• **TASK REQUIREMENTS**: Line by line, retype the material exactly and leave each picture out.

• **MATERIAL PROVIDED**:
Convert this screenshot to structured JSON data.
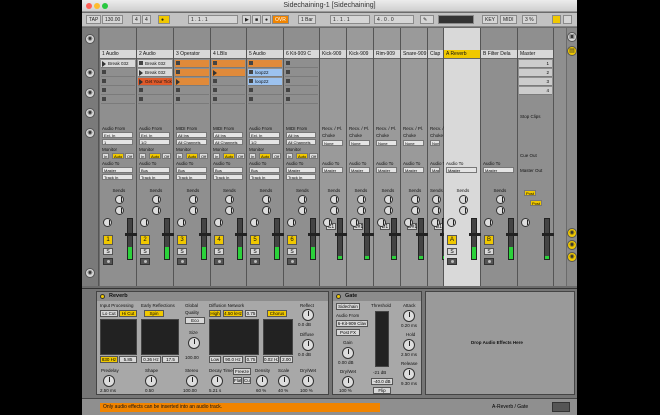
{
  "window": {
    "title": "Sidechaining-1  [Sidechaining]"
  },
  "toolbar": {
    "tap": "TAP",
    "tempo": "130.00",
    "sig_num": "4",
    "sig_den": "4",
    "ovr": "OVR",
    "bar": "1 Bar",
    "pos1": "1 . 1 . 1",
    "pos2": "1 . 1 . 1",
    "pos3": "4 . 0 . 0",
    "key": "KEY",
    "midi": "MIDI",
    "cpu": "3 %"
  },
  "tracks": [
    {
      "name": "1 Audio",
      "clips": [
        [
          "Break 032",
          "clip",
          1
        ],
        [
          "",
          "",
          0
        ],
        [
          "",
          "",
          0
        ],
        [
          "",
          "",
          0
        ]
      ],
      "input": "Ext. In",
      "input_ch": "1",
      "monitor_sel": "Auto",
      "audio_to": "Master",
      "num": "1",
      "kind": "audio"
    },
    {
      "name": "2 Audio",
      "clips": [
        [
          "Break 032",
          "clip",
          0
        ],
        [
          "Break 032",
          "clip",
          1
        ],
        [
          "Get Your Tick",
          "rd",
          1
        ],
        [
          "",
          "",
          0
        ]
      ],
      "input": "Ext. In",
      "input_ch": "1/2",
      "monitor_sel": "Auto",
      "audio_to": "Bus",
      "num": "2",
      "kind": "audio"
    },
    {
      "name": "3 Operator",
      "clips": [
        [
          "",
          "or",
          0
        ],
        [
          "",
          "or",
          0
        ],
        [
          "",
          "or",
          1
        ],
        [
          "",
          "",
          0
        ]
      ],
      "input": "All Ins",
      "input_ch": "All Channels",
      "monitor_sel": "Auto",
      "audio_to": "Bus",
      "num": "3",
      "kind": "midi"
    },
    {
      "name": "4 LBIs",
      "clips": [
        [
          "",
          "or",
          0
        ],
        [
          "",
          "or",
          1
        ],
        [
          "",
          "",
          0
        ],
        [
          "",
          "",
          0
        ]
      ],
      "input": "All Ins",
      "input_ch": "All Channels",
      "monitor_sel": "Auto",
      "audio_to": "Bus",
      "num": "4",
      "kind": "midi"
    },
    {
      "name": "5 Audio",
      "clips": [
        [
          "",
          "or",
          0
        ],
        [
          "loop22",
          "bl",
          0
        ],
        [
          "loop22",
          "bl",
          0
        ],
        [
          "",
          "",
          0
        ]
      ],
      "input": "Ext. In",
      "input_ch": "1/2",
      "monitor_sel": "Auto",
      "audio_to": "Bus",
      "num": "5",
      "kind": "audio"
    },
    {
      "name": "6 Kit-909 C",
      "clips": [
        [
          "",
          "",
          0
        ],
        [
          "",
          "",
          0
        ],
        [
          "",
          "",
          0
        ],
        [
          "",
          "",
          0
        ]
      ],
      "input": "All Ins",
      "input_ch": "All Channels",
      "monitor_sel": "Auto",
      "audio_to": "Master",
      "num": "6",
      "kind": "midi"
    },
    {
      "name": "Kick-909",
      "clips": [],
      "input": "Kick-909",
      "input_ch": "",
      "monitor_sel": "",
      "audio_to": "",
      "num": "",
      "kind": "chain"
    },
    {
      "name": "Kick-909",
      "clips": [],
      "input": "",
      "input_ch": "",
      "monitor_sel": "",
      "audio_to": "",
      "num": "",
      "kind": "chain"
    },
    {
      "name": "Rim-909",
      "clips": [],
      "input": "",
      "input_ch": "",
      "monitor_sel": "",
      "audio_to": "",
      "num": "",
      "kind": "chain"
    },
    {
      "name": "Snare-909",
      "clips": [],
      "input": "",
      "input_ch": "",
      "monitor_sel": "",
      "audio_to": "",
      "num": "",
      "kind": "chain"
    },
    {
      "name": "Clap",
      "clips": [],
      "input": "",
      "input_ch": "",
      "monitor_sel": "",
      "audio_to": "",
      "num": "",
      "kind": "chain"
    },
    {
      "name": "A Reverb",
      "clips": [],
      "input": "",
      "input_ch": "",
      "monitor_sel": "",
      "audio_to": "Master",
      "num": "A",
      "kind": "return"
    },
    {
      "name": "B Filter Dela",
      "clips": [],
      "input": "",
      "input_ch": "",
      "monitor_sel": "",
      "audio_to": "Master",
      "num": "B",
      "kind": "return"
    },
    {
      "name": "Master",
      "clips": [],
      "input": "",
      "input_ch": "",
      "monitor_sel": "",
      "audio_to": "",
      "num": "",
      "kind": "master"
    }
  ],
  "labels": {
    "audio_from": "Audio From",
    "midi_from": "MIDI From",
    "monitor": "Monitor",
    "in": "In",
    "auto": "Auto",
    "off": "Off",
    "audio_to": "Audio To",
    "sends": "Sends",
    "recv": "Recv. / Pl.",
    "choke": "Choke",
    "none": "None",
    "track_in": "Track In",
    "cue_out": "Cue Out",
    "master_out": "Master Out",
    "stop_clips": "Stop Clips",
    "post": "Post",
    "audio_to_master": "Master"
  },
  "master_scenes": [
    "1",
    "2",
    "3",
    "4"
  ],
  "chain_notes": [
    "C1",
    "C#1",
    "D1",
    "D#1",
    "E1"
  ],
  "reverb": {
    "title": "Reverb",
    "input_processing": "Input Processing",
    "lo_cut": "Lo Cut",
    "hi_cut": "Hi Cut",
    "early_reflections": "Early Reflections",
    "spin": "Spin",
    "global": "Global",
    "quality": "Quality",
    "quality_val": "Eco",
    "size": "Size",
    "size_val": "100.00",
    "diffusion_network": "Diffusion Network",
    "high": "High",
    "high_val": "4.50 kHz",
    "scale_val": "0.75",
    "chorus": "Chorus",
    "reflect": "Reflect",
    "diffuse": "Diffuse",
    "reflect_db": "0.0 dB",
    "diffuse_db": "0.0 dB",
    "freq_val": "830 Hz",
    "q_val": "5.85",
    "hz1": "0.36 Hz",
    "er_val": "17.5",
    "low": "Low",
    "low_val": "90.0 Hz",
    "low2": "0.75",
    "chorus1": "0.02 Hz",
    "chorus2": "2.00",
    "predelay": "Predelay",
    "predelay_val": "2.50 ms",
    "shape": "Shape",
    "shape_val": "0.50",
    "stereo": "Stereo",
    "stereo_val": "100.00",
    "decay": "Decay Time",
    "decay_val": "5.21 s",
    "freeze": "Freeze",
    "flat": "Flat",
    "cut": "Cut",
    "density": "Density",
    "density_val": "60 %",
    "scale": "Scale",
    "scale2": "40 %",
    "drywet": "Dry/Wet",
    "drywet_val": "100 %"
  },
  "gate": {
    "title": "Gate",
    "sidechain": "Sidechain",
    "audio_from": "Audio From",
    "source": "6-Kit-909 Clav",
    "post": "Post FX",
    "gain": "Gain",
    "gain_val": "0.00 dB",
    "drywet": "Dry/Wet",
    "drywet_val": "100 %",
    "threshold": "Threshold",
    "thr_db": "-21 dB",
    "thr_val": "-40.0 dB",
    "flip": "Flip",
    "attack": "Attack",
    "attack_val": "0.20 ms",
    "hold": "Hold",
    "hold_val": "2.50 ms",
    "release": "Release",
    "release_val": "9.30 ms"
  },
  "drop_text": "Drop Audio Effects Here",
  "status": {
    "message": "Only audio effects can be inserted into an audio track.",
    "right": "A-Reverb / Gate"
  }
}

• **TASK SOLUTION**:
Convert this screenshot to structured JSON data.
{
  "window": {
    "title": "Sidechaining-1  [Sidechaining]"
  },
  "toolbar": {
    "tap": "TAP",
    "tempo": "130.00",
    "sig_num": "4",
    "sig_den": "4",
    "ovr": "OVR",
    "bar": "1 Bar",
    "pos1": "1 . 1 . 1",
    "pos2": "1 . 1 . 1",
    "pos3": "4 . 0 . 0",
    "key": "KEY",
    "midi": "MIDI",
    "cpu": "3 %"
  },
  "tracks": [
    {
      "name": "1 Audio",
      "clips": [
        [
          "Break 032",
          "clip",
          1
        ],
        [
          "",
          "",
          0
        ],
        [
          "",
          "",
          0
        ],
        [
          "",
          "",
          0
        ]
      ],
      "input": "Ext. In",
      "input_ch": "1",
      "monitor_sel": "Auto",
      "audio_to": "Master",
      "num": "1",
      "kind": "audio"
    },
    {
      "name": "2 Audio",
      "clips": [
        [
          "Break 032",
          "clip",
          0
        ],
        [
          "Break 032",
          "clip",
          1
        ],
        [
          "Get Your Tick",
          "rd",
          1
        ],
        [
          "",
          "",
          0
        ]
      ],
      "input": "Ext. In",
      "input_ch": "1/2",
      "monitor_sel": "Auto",
      "audio_to": "Bus",
      "num": "2",
      "kind": "audio"
    },
    {
      "name": "3 Operator",
      "clips": [
        [
          "",
          "or",
          0
        ],
        [
          "",
          "or",
          0
        ],
        [
          "",
          "or",
          1
        ],
        [
          "",
          "",
          0
        ]
      ],
      "input": "All Ins",
      "input_ch": "All Channels",
      "monitor_sel": "Auto",
      "audio_to": "Bus",
      "num": "3",
      "kind": "midi"
    },
    {
      "name": "4 LBIs",
      "clips": [
        [
          "",
          "or",
          0
        ],
        [
          "",
          "or",
          1
        ],
        [
          "",
          "",
          0
        ],
        [
          "",
          "",
          0
        ]
      ],
      "input": "All Ins",
      "input_ch": "All Channels",
      "monitor_sel": "Auto",
      "audio_to": "Bus",
      "num": "4",
      "kind": "midi"
    },
    {
      "name": "5 Audio",
      "clips": [
        [
          "",
          "or",
          0
        ],
        [
          "loop22",
          "bl",
          0
        ],
        [
          "loop22",
          "bl",
          0
        ],
        [
          "",
          "",
          0
        ]
      ],
      "input": "Ext. In",
      "input_ch": "1/2",
      "monitor_sel": "Auto",
      "audio_to": "Bus",
      "num": "5",
      "kind": "audio"
    },
    {
      "name": "6 Kit-909 C",
      "clips": [
        [
          "",
          "",
          0
        ],
        [
          "",
          "",
          0
        ],
        [
          "",
          "",
          0
        ],
        [
          "",
          "",
          0
        ]
      ],
      "input": "All Ins",
      "input_ch": "All Channels",
      "monitor_sel": "Auto",
      "audio_to": "Master",
      "num": "6",
      "kind": "midi"
    },
    {
      "name": "Kick-909",
      "clips": [],
      "input": "Kick-909",
      "input_ch": "",
      "monitor_sel": "",
      "audio_to": "",
      "num": "",
      "kind": "chain"
    },
    {
      "name": "Kick-909",
      "clips": [],
      "input": "",
      "input_ch": "",
      "monitor_sel": "",
      "audio_to": "",
      "num": "",
      "kind": "chain"
    },
    {
      "name": "Rim-909",
      "clips": [],
      "input": "",
      "input_ch": "",
      "monitor_sel": "",
      "audio_to": "",
      "num": "",
      "kind": "chain"
    },
    {
      "name": "Snare-909",
      "clips": [],
      "input": "",
      "input_ch": "",
      "monitor_sel": "",
      "audio_to": "",
      "num": "",
      "kind": "chain"
    },
    {
      "name": "Clap",
      "clips": [],
      "input": "",
      "input_ch": "",
      "monitor_sel": "",
      "audio_to": "",
      "num": "",
      "kind": "chain"
    },
    {
      "name": "A Reverb",
      "clips": [],
      "input": "",
      "input_ch": "",
      "monitor_sel": "",
      "audio_to": "Master",
      "num": "A",
      "kind": "return"
    },
    {
      "name": "B Filter Dela",
      "clips": [],
      "input": "",
      "input_ch": "",
      "monitor_sel": "",
      "audio_to": "Master",
      "num": "B",
      "kind": "return"
    },
    {
      "name": "Master",
      "clips": [],
      "input": "",
      "input_ch": "",
      "monitor_sel": "",
      "audio_to": "",
      "num": "",
      "kind": "master"
    }
  ],
  "labels": {
    "audio_from": "Audio From",
    "midi_from": "MIDI From",
    "monitor": "Monitor",
    "in": "In",
    "auto": "Auto",
    "off": "Off",
    "audio_to": "Audio To",
    "sends": "Sends",
    "recv": "Recv. / Pl.",
    "choke": "Choke",
    "none": "None",
    "track_in": "Track In",
    "cue_out": "Cue Out",
    "master_out": "Master Out",
    "stop_clips": "Stop Clips",
    "post": "Post",
    "audio_to_master": "Master"
  },
  "master_scenes": [
    "1",
    "2",
    "3",
    "4"
  ],
  "chain_notes": [
    "C1",
    "C#1",
    "D1",
    "D#1",
    "E1"
  ],
  "reverb": {
    "title": "Reverb",
    "input_processing": "Input Processing",
    "lo_cut": "Lo Cut",
    "hi_cut": "Hi Cut",
    "early_reflections": "Early Reflections",
    "spin": "Spin",
    "global": "Global",
    "quality": "Quality",
    "quality_val": "Eco",
    "size": "Size",
    "size_val": "100.00",
    "diffusion_network": "Diffusion Network",
    "high": "High",
    "high_val": "4.50 kHz",
    "scale_val": "0.75",
    "chorus": "Chorus",
    "reflect": "Reflect",
    "diffuse": "Diffuse",
    "reflect_db": "0.0 dB",
    "diffuse_db": "0.0 dB",
    "freq_val": "830 Hz",
    "q_val": "5.85",
    "hz1": "0.36 Hz",
    "er_val": "17.5",
    "low": "Low",
    "low_val": "90.0 Hz",
    "low2": "0.75",
    "chorus1": "0.02 Hz",
    "chorus2": "2.00",
    "predelay": "Predelay",
    "predelay_val": "2.50 ms",
    "shape": "Shape",
    "shape_val": "0.50",
    "stereo": "Stereo",
    "stereo_val": "100.00",
    "decay": "Decay Time",
    "decay_val": "5.21 s",
    "freeze": "Freeze",
    "flat": "Flat",
    "cut": "Cut",
    "density": "Density",
    "density_val": "60 %",
    "scale": "Scale",
    "scale2": "40 %",
    "drywet": "Dry/Wet",
    "drywet_val": "100 %"
  },
  "gate": {
    "title": "Gate",
    "sidechain": "Sidechain",
    "audio_from": "Audio From",
    "source": "6-Kit-909 Clav",
    "post": "Post FX",
    "gain": "Gain",
    "gain_val": "0.00 dB",
    "drywet": "Dry/Wet",
    "drywet_val": "100 %",
    "threshold": "Threshold",
    "thr_db": "-21 dB",
    "thr_val": "-40.0 dB",
    "flip": "Flip",
    "attack": "Attack",
    "attack_val": "0.20 ms",
    "hold": "Hold",
    "hold_val": "2.50 ms",
    "release": "Release",
    "release_val": "9.30 ms"
  },
  "drop_text": "Drop Audio Effects Here",
  "status": {
    "message": "Only audio effects can be inserted into an audio track.",
    "right": "A-Reverb / Gate"
  }
}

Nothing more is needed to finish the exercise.